The friend took Moll first to a Catholic family, where she was well entertained, and then brought her to meet someone she thought to be a wealthy Irish gentleman. He, an agreeable and handsome man, courted her and she married him. Then it turned out that he had married her for her money (the friend had told him she was rich) and she had married him for his. They liked each other very well, but decided that it was only practical to part, and consider the marriage nonexistent.
Back in London, Moll found herself to be pregnant by her latest husband. She met a midwife/ abortionist/ madam of doubtful morals who took care of her for a fee during her pregnancy, and found a family to take care of the baby afterwards. She then married the man who had been taking care of her money, and had successfully obtained a divorce (he never found out what she had been doing in the north, or about the baby). They lived together soberly and happily for five years until he went bankrupt and died.

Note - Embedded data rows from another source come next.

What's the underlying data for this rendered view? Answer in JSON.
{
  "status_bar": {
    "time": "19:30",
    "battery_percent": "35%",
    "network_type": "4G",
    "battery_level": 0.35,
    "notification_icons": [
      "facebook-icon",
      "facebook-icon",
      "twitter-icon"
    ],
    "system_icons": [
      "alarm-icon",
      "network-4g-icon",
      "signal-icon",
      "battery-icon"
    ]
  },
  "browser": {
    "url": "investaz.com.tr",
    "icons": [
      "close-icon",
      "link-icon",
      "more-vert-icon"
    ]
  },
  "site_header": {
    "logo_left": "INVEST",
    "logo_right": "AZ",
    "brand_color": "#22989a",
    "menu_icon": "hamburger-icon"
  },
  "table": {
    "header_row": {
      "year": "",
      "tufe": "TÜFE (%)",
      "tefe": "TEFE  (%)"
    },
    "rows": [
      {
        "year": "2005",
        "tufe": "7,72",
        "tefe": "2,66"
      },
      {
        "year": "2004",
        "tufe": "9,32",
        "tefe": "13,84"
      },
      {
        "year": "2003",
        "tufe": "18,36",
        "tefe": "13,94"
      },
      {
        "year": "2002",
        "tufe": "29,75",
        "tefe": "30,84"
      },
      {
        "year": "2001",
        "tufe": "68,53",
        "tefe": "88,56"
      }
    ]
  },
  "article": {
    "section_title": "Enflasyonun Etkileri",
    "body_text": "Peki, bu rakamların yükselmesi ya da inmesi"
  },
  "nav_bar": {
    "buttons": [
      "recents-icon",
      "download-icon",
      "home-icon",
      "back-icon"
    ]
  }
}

Left almost destitute, and no longer young enough to attract a new husband, Moll eventually took to crime, stealing things. She renewed acquaintance with the midwife, who was by now a pawnbroker and leader of thieves. Moll became an excellent and successful thief, and had many adventures, and used all sorts of clever techniques to steal silver and cloth. She was very careful, never used violence, and never let her colleagues know who she was or where she lived. They were often caught, but she stayed free and prospered, until at last she was caught stealing some silk.

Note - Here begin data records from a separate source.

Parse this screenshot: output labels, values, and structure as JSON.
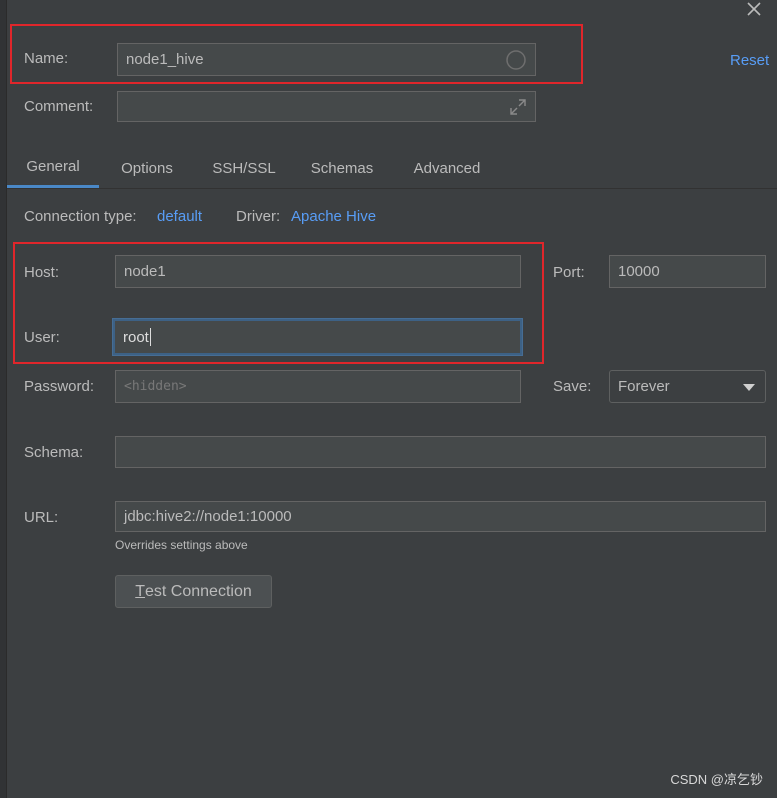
{
  "dialog": {
    "close_icon": "close-icon",
    "reset_label": "Reset"
  },
  "name_row": {
    "label": "Name:",
    "value": "node1_hive",
    "status_icon": "circle-icon"
  },
  "comment_row": {
    "label": "Comment:",
    "value": "",
    "expand_icon": "expand-icon"
  },
  "tabs": [
    {
      "label": "General",
      "active": true
    },
    {
      "label": "Options",
      "active": false
    },
    {
      "label": "SSH/SSL",
      "active": false
    },
    {
      "label": "Schemas",
      "active": false
    },
    {
      "label": "Advanced",
      "active": false
    }
  ],
  "connection": {
    "type_label": "Connection type:",
    "type_value": "default",
    "driver_label": "Driver:",
    "driver_value": "Apache Hive"
  },
  "host": {
    "label": "Host:",
    "value": "node1"
  },
  "port": {
    "label": "Port:",
    "value": "10000"
  },
  "user": {
    "label": "User:",
    "value": "root"
  },
  "password": {
    "label": "Password:",
    "placeholder": "<hidden>"
  },
  "save": {
    "label": "Save:",
    "value": "Forever"
  },
  "schema": {
    "label": "Schema:",
    "value": ""
  },
  "url": {
    "label": "URL:",
    "value": "jdbc:hive2://node1:10000",
    "hint": "Overrides settings above"
  },
  "test_connection": {
    "mnemonic": "T",
    "rest": "est Connection"
  },
  "watermark": "CSDN @凉乞钞",
  "colors": {
    "background": "#3c3f41",
    "field": "#45494a",
    "link": "#589df6",
    "highlight_box": "#e0262b",
    "focus": "#3d6185"
  }
}
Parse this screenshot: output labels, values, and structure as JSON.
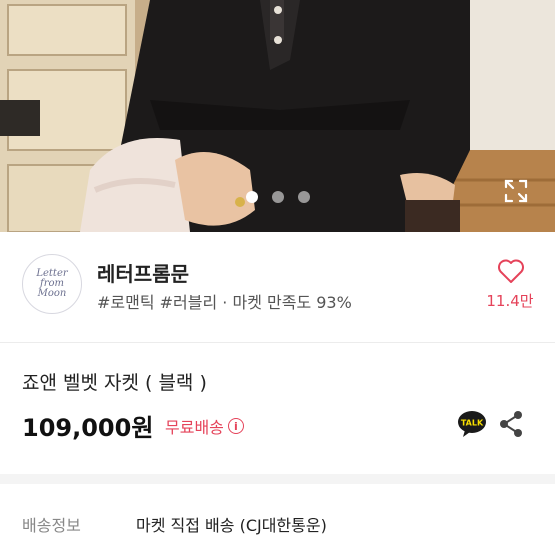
{
  "gallery": {
    "dots": [
      {
        "active": true
      },
      {
        "active": false
      },
      {
        "active": false
      }
    ],
    "icons": {
      "expand": "expand-icon"
    }
  },
  "shop": {
    "logo_lines": [
      "Letter",
      "from",
      "Moon"
    ],
    "name": "레터프롬문",
    "tags": "#로맨틱 #러블리 · 마켓 만족도 93%",
    "like_count": "11.4만",
    "icons": {
      "like": "heart-icon"
    }
  },
  "product": {
    "title": "죠앤 벨벳 자켓 ( 블랙 )",
    "price": "109,000원",
    "shipping_badge": "무료배송",
    "info_symbol": "i",
    "icons": {
      "talk": "kakao-talk-icon",
      "share": "share-icon"
    },
    "talk_label": "TALK"
  },
  "shipping_info": {
    "label": "배송정보",
    "value": "마켓 직접 배송 (CJ대한통운)"
  },
  "colors": {
    "accent": "#e5435a",
    "talk_yellow": "#f9e000",
    "divider": "#ececec"
  }
}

Committed to Newgate, Moll was at first unrepentant, though she regretted having been caught. Many of the prisoners there did not seem to mind their terrible surroundings or their death sentences. Moll was softened, however, when she saw her Lancashire husband being brought in for highway robbery. She was cast into despair when she received a death sentence, and with the aid of a minister sent by her friend the midwife, who she called her governess, she became a good Christian. The minister obtained a reprieve from the gallows, and then a lesser sentence, that of transportation to Virginia. Moll visited her Lancashire husband and they reasserted their love. He was more willing at first to hang than to voluntarily accept transportation without trial, but Moll convinced him that, with money, their lives in Virginia could be quite comfortable. Without appropriate gifts of money to various people, they at last found themselves luxuriously installed on a ship to Virginia, along with the tools that Moll's governess bought them with Moll's money from theft.
In Virginia Moll was not able at first to acknowledge herself to be her brother's former wife and the mother of his son, now a thriving young man, because she did not want her Lancashire husband to know about the incest. So instead they settled in Virginia quite far from the place where her brother and son lived, and began a tobacco plantation. After a year Moll returned to see her son, who was overjoyed to see her - but they did not let her brother know of her, since he was old, bitter, and passionate. Her son gave her the income from some land her mother had left her, which she was able to use to transform her other plantation into quite a thriving place. Soon afterwards her brother died and she was able to tell her husband about that marriage, and could appear openly married in front of her son.
Moll and her husband became quite rich and ultimately moved back to England (incognito) to end their days there.